Public outreach is an important component of CCS deployment, and PCOR Partnership Phase I products included a public website, fact sheets, and newspaper articles. Prairie Public Broadcasting produced and broadcasted a 30-minute documentary on the PCOR Partnership. These efforts formed a tool kit for future public communications, including Phase II field validation tests.


Geologist Rock-Fest

Most fossil fuel resources (coal, oil, and natural gas), and the greatest potential for carbon dioxide (CO2) geological storage, are contained within geological settings termed sedimentary basins. Consisting of large regional depressions in Earth’s crust, basins subside over geological time and progressively fill with sediments deposited from rivers, lakes, and seawater, or even carried by the wind. Over millions of years and with gradual burial, these sediments are compacted and lithified to form thick sequences of sedimentary rocks such as sandstone, limestone, and shale. Several resource-rich sedimentary basins underlie the Plains CO2 Reduction (PCOR) Partnership region, with deep saline formations, oil and gas reservoirs, and unmineable coal seams providing storage opportunities.

The Williston Basin constitutes a prominent example of such a setting in the PCOR Partnership region. Extending across large swathes of North Dakota, Montana, and Saskatchewan, plus areas of Manitoba and South Dakota, this basin has abundant fossil fuel reserves and potential storage resources. The Williston Basin also contains the Bakken Formation, a late Devonian/early Carboniferous-age unconventional oil play that may contain up to 1,000 billion barrels of oil resources. With the advent of horizontal drilling and fracturing technologies, siltstones and shales of the Bakken Formation have become a major oil resource.





U.S. Department of Energy



National Energy Technology Laboratory



University of North Dakota Energy & Environmental Research Center (EERC)



Alberta Department of Environment


Alberta Energy and Utilities Board

Alberta Energy and Utilities Board


Alberta Department of Energy

Alberta Department of Energy


Alberta Energy Research Institute

Alberta Energy Research Institute



Amerada Hess Corporation


Basin Electric Power Cooperative

Basin Electric Power Cooperative


Bechel Corporation

Bechtel Corporation



Center for Economic and Energy Development (CEED)


Chicago Climate Exchange

Chicago Climate Exchange


Dakota Gasification Company

Dakota Gasification Company



Eagle Operating, Inc.



Encore Acquisition Company


Environmental Canada

Environment Canada


Excelsior Energy

Excelsior Energy Inc.



Fischer Oil and Gas, Inc.

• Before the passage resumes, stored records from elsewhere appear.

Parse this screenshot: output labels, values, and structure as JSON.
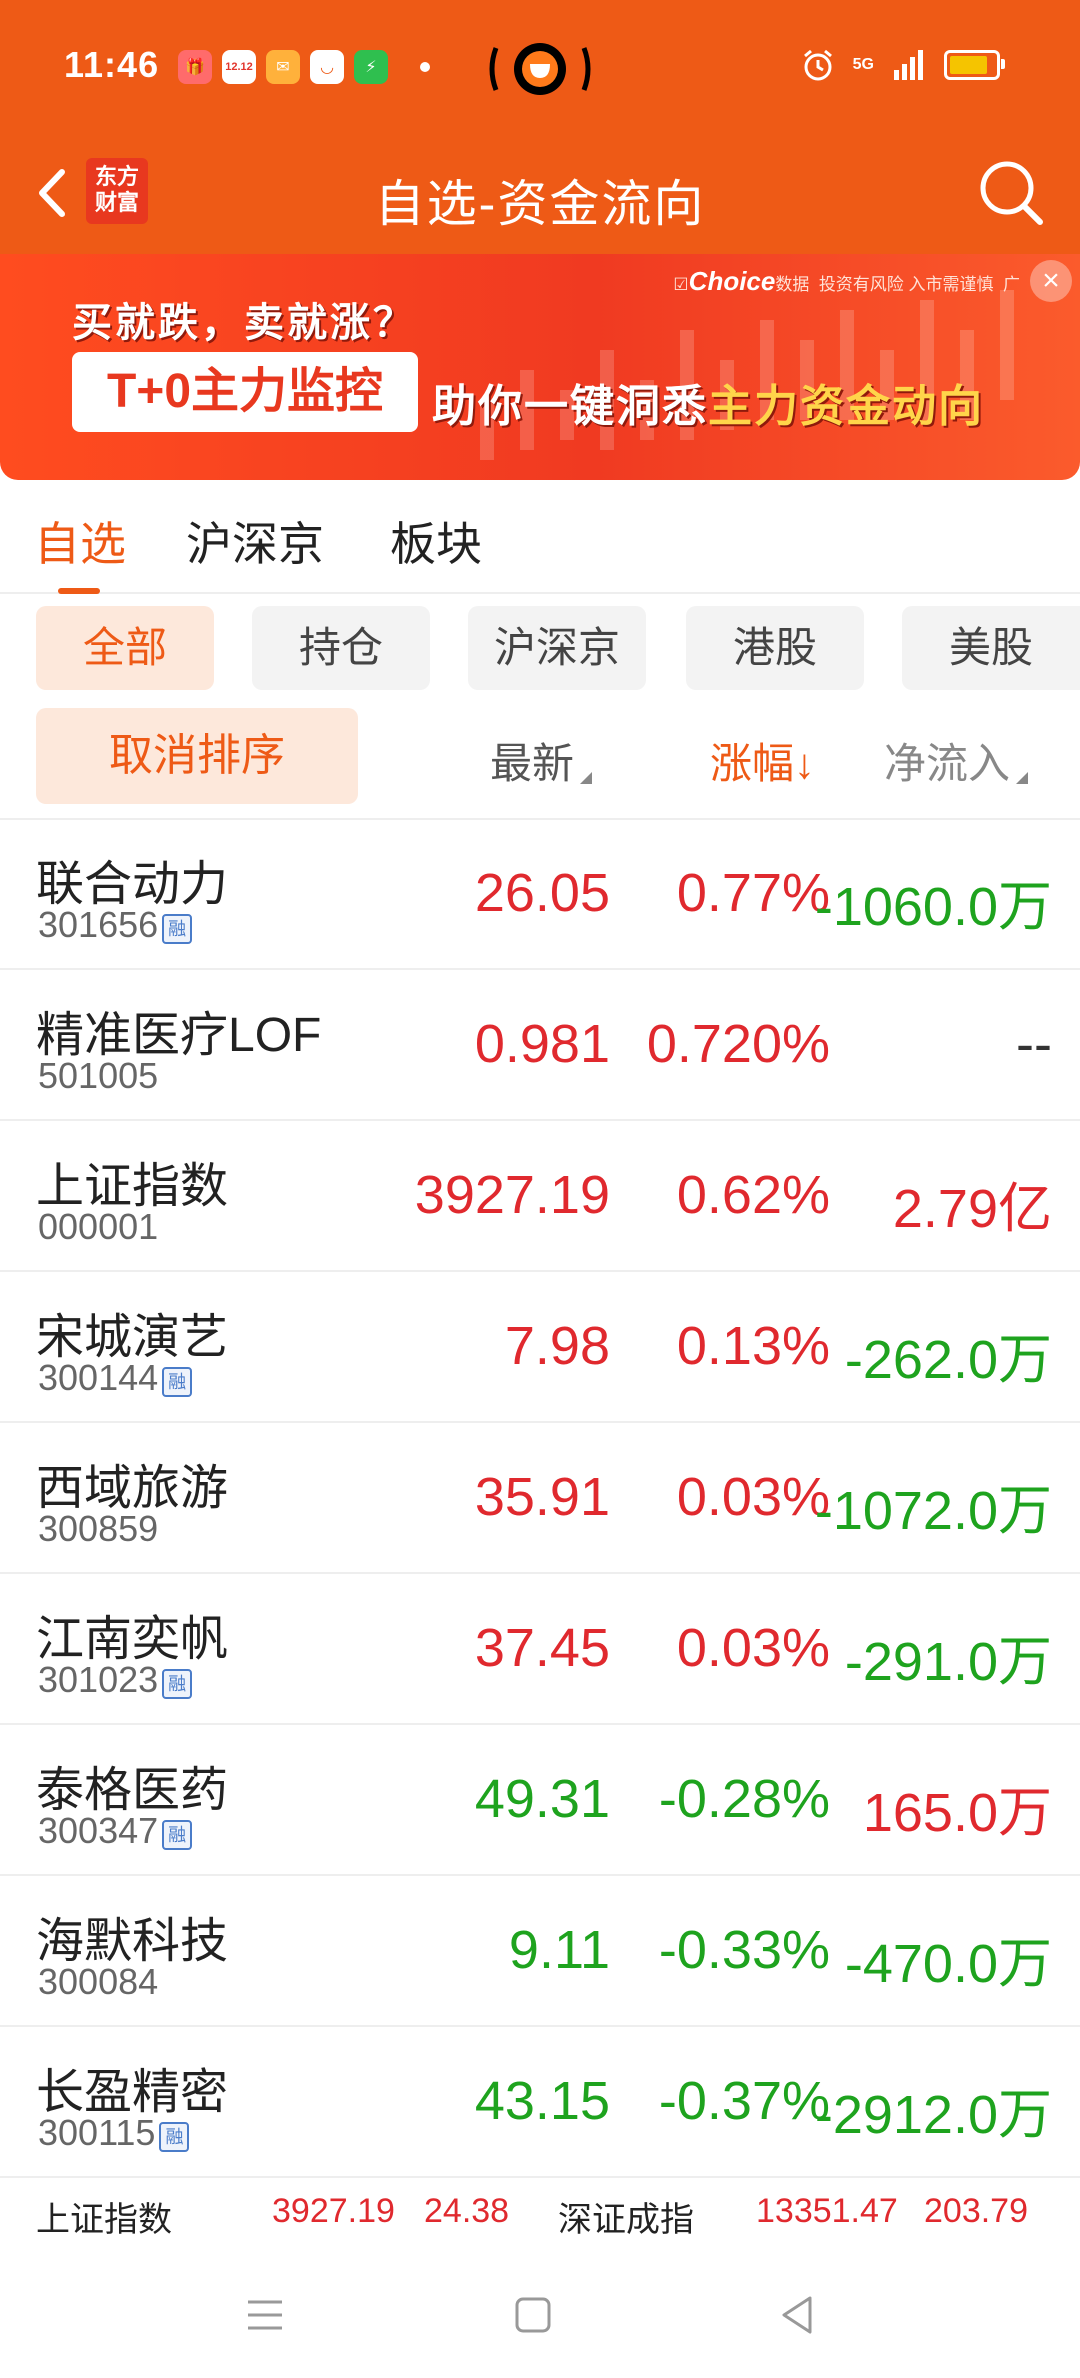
{
  "status_bar": {
    "time": "11:46",
    "app_icons": [
      "app-icon-1",
      "app-icon-2",
      "app-icon-3",
      "app-icon-4",
      "app-icon-5"
    ],
    "app_icon_texts": [
      "🎁",
      "12.12",
      "✉",
      "◡",
      "⚡"
    ],
    "network": "5G",
    "battery_level": 0.85
  },
  "header": {
    "title": "自选-资金流向",
    "brand_logo": "东方财富",
    "brand_logo_line1": "东方",
    "brand_logo_line2": "财富"
  },
  "banner": {
    "source": "Choice数据",
    "source_brand": "Choice",
    "source_suffix": "数据",
    "disclaimer": "投资有风险 入市需谨慎",
    "ad_mark": "广",
    "question": "买就跌，卖就涨？",
    "tag": "T+0主力监控",
    "slogan_prefix": "助你一键洞悉",
    "slogan_highlight": "主力资金动向"
  },
  "main_tabs": [
    {
      "label": "自选",
      "active": true
    },
    {
      "label": "沪深京",
      "active": false
    },
    {
      "label": "板块",
      "active": false
    }
  ],
  "filter_chips": [
    {
      "label": "全部",
      "active": true
    },
    {
      "label": "持仓",
      "active": false
    },
    {
      "label": "沪深京",
      "active": false
    },
    {
      "label": "港股",
      "active": false
    },
    {
      "label": "美股",
      "active": false
    }
  ],
  "sort_bar": {
    "cancel_label": "取消排序",
    "col_price": "最新",
    "col_change": "涨幅",
    "col_change_arrow": "↓",
    "col_net": "净流入"
  },
  "margin_badge_text": "融",
  "stocks": [
    {
      "name": "联合动力",
      "code": "301656",
      "margin": true,
      "price": "26.05",
      "change": "0.77%",
      "net": "-1060.0万",
      "price_dir": "up",
      "change_dir": "up",
      "net_dir": "down"
    },
    {
      "name": "精准医疗LOF",
      "code": "501005",
      "margin": false,
      "price": "0.981",
      "change": "0.720%",
      "net": "--",
      "price_dir": "up",
      "change_dir": "up",
      "net_dir": "flat"
    },
    {
      "name": "上证指数",
      "code": "000001",
      "margin": false,
      "price": "3927.19",
      "change": "0.62%",
      "net": "2.79亿",
      "price_dir": "up",
      "change_dir": "up",
      "net_dir": "up"
    },
    {
      "name": "宋城演艺",
      "code": "300144",
      "margin": true,
      "price": "7.98",
      "change": "0.13%",
      "net": "-262.0万",
      "price_dir": "up",
      "change_dir": "up",
      "net_dir": "down"
    },
    {
      "name": "西域旅游",
      "code": "300859",
      "margin": false,
      "price": "35.91",
      "change": "0.03%",
      "net": "-1072.0万",
      "price_dir": "up",
      "change_dir": "up",
      "net_dir": "down"
    },
    {
      "name": "江南奕帆",
      "code": "301023",
      "margin": true,
      "price": "37.45",
      "change": "0.03%",
      "net": "-291.0万",
      "price_dir": "up",
      "change_dir": "up",
      "net_dir": "down"
    },
    {
      "name": "泰格医药",
      "code": "300347",
      "margin": true,
      "price": "49.31",
      "change": "-0.28%",
      "net": "165.0万",
      "price_dir": "down",
      "change_dir": "down",
      "net_dir": "up"
    },
    {
      "name": "海默科技",
      "code": "300084",
      "margin": false,
      "price": "9.11",
      "change": "-0.33%",
      "net": "-470.0万",
      "price_dir": "down",
      "change_dir": "down",
      "net_dir": "down"
    },
    {
      "name": "长盈精密",
      "code": "300115",
      "margin": true,
      "price": "43.15",
      "change": "-0.37%",
      "net": "-2912.0万",
      "price_dir": "down",
      "change_dir": "down",
      "net_dir": "down"
    }
  ],
  "ticker": {
    "sh_label": "上证指数",
    "sh_price": "3927.19",
    "sh_change": "24.38",
    "sz_label": "深证成指",
    "sz_price": "13351.47",
    "sz_change": "203.79"
  },
  "colors": {
    "brand": "#ee5a16",
    "up": "#e0292e",
    "down": "#1ea31e"
  },
  "nav_icons": [
    "menu-icon",
    "home-icon",
    "back-icon"
  ]
}
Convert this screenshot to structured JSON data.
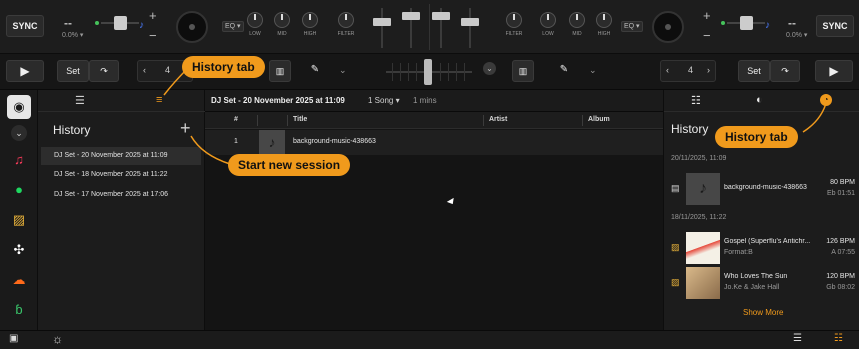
{
  "deck": {
    "sync_label": "SYNC",
    "bpm_display": "--",
    "pitch_pct": "0.0% ▾",
    "plus": "+",
    "minus": "−",
    "eq_label": "EQ ▾",
    "knobs": [
      "LOW",
      "MID",
      "HIGH",
      "FILTER"
    ]
  },
  "transport": {
    "set_label": "Set",
    "loop_value": "4"
  },
  "history_sidebar": {
    "title": "History",
    "add_icon": "plus-icon",
    "sessions": [
      "DJ Set - 20 November 2025 at 11:09",
      "DJ Set - 18 November 2025 at 11:22",
      "DJ Set - 17 November 2025 at 17:06"
    ]
  },
  "list": {
    "header_title": "DJ Set - 20 November 2025 at 11:09",
    "song_count": "1 Song ▾",
    "duration": "1 mins",
    "columns": {
      "num": "#",
      "title": "Title",
      "artist": "Artist",
      "album": "Album"
    },
    "rows": [
      {
        "num": "1",
        "title": "background-music-438663",
        "artist": "",
        "album": ""
      }
    ]
  },
  "right_panel": {
    "title": "History",
    "groups": [
      {
        "date": "20/11/2025, 11:09",
        "tracks": [
          {
            "title": "background-music-438663",
            "sub": "",
            "bpm": "80 BPM",
            "key_time": "Eb  01:51"
          }
        ]
      },
      {
        "date": "18/11/2025, 11:22",
        "tracks": [
          {
            "title": "Gospel (Superflu's Antichr...",
            "sub": "Format:B",
            "bpm": "126 BPM",
            "key_time": "A  07:55"
          },
          {
            "title": "Who Loves The Sun",
            "sub": "Jo.Ke & Jake Hall",
            "bpm": "120 BPM",
            "key_time": "Gb  08:02"
          }
        ]
      }
    ],
    "show_more": "Show More"
  },
  "callouts": {
    "history_tab_left": "History tab",
    "history_tab_right": "History tab",
    "start_new_session": "Start new session"
  },
  "colors": {
    "accent": "#f09a1c",
    "background": "#151515",
    "green": "#46c35b",
    "blue": "#4a7cff"
  }
}
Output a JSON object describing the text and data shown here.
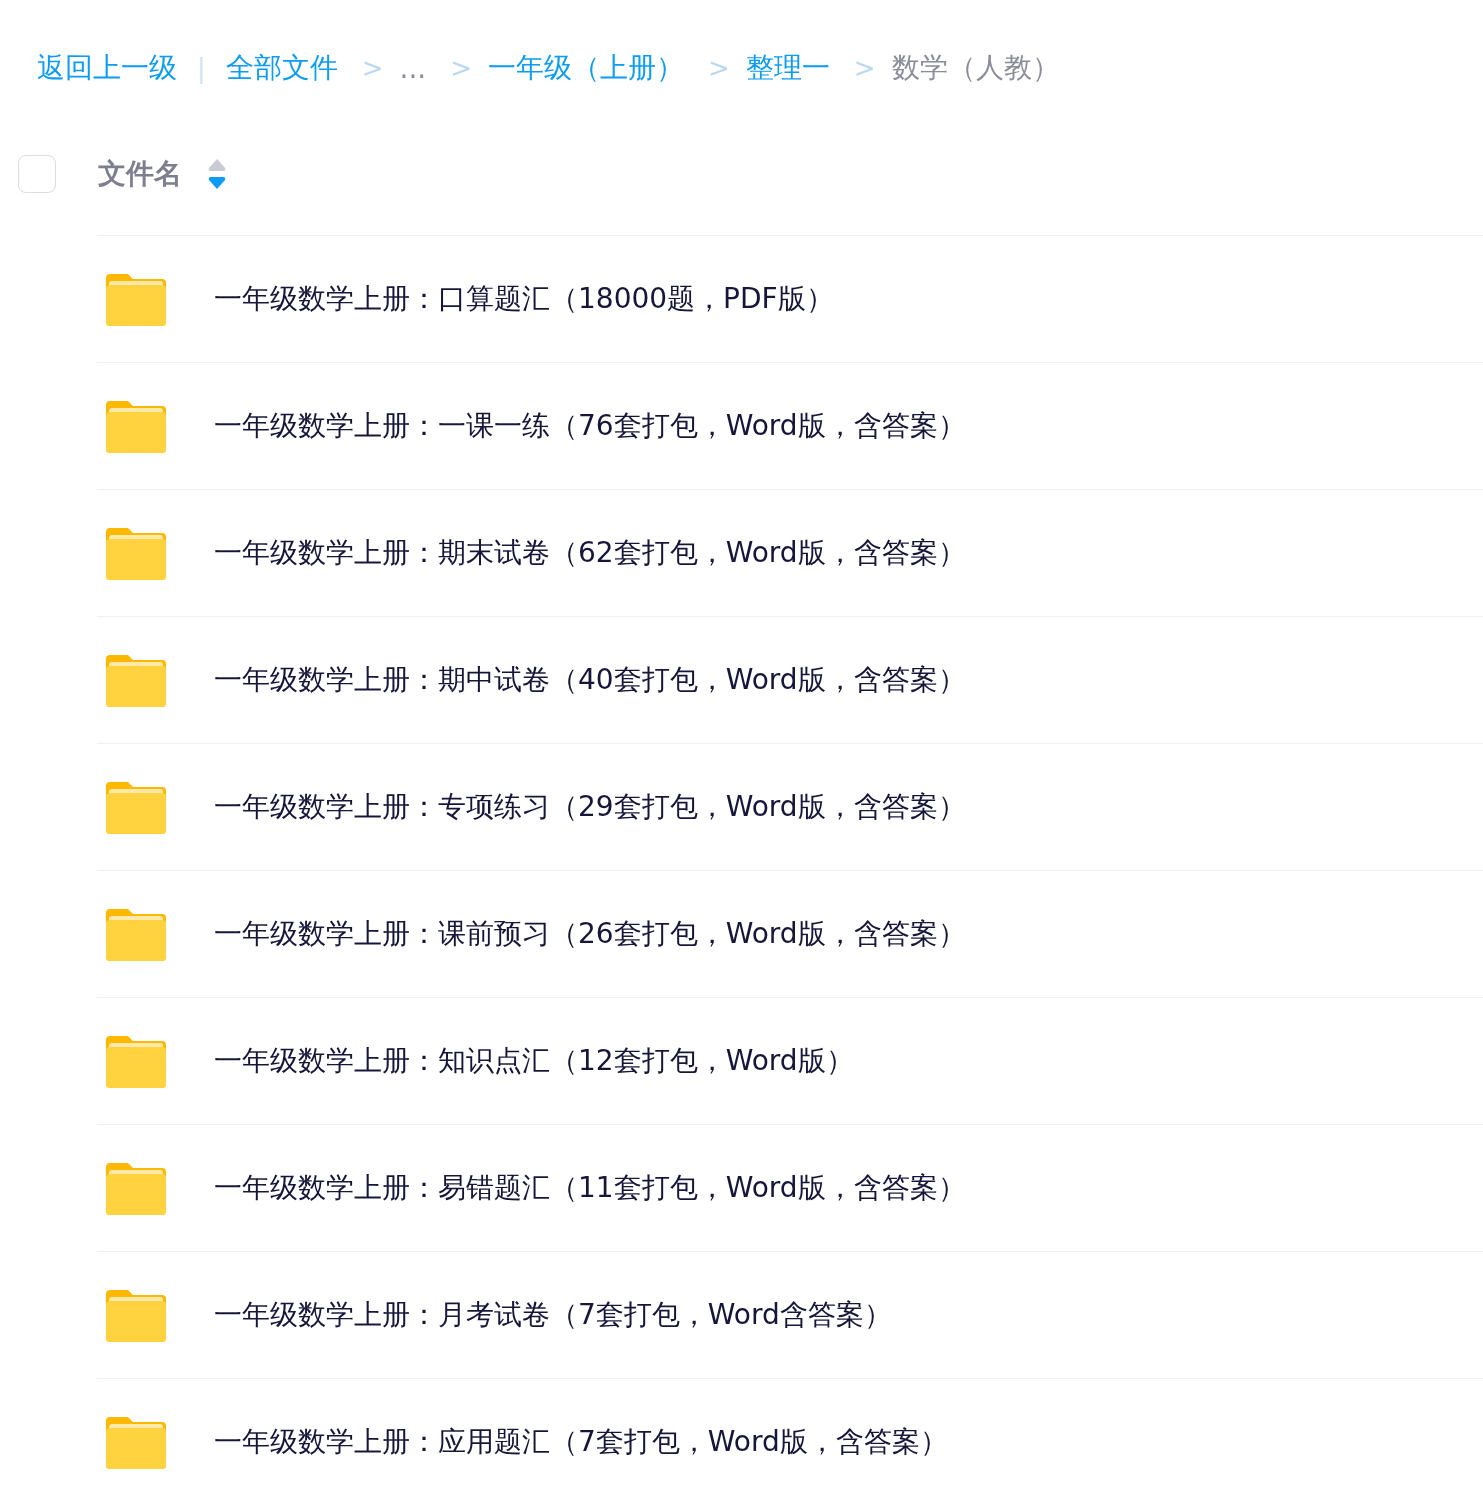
{
  "breadcrumb": {
    "back": "返回上一级",
    "divider": "|",
    "items": [
      {
        "label": "全部文件",
        "link": true
      },
      {
        "label": "...",
        "sep": ">",
        "link": false
      },
      {
        "label": "一年级（上册）",
        "sep": ">",
        "link": true
      },
      {
        "label": "整理一",
        "sep": ">",
        "link": true
      },
      {
        "label": "数学（人教）",
        "sep": ">",
        "link": false
      }
    ]
  },
  "header": {
    "checked": false,
    "column": "文件名",
    "sorted_descending": true
  },
  "files": [
    {
      "kind": "folder",
      "name": "一年级数学上册：口算题汇（18000题，PDF版）"
    },
    {
      "kind": "folder",
      "name": "一年级数学上册：一课一练（76套打包，Word版，含答案）"
    },
    {
      "kind": "folder",
      "name": "一年级数学上册：期末试卷（62套打包，Word版，含答案）"
    },
    {
      "kind": "folder",
      "name": "一年级数学上册：期中试卷（40套打包，Word版，含答案）"
    },
    {
      "kind": "folder",
      "name": "一年级数学上册：专项练习（29套打包，Word版，含答案）"
    },
    {
      "kind": "folder",
      "name": "一年级数学上册：课前预习（26套打包，Word版，含答案）"
    },
    {
      "kind": "folder",
      "name": "一年级数学上册：知识点汇（12套打包，Word版）"
    },
    {
      "kind": "folder",
      "name": "一年级数学上册：易错题汇（11套打包，Word版，含答案）"
    },
    {
      "kind": "folder",
      "name": "一年级数学上册：月考试卷（7套打包，Word含答案）"
    },
    {
      "kind": "folder",
      "name": "一年级数学上册：应用题汇（7套打包，Word版，含答案）"
    }
  ]
}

Great Northern Project

Great Northern Project Development, LP


Great River Energy

Great River Energy


Interstate Oil and Gas

Interstate Oil and Gas Compact Commission



Kiewit Mining Group Inc.



Lignite Energy Council


Manitoba Hydro

Manitoba Hydro


Minnesota Pollution

Minnesota Pollution Control Agency


Minnesota Power

Minnesota Power



Minnkota Power Cooperative, Inc.



Montana–Dakota Utilities Co.



Montana Department of Environmental Quality


MT Public Service

Montana Public Service Commission



Murex Petroleum Corporation



Nexant, Inc.


ND Dept of Health

North Dakota Department of Health



North Dakota Geological Survey


ND Oil and Gas

North Dakota Industrial Commission Department of Mineral Resources, Oil and Gas Division


ND Lignite

North Dakota Industrial Commission Lignite Research, Development and Marketing Program


ND Oil and Gas

North Dakota Industrial Commission Oil and Gas Research Council


ND Natural Rescources Trust

North Dakota Natural Resources Trust


ND Petroleum Council

North Dakota Petroleum Council



North Dakota State University


Otter Tail

Otter Tail Power Company



Petroleum Technology Research Centre



Petroleum Technology Transfer Council


Prarie Public Broadcasting

Prairie Public Broadcasting


Sask Industry and rescources

Saskatchewan Industry and Resources


Sask Power




Tesoro Refinery (Mandan)


University of Regina

University of Regina



U.S. Geological Survey Northern Prairie Wildlife Research Center


Western Governors Associations

Western Governors’ Association



Xcel Energy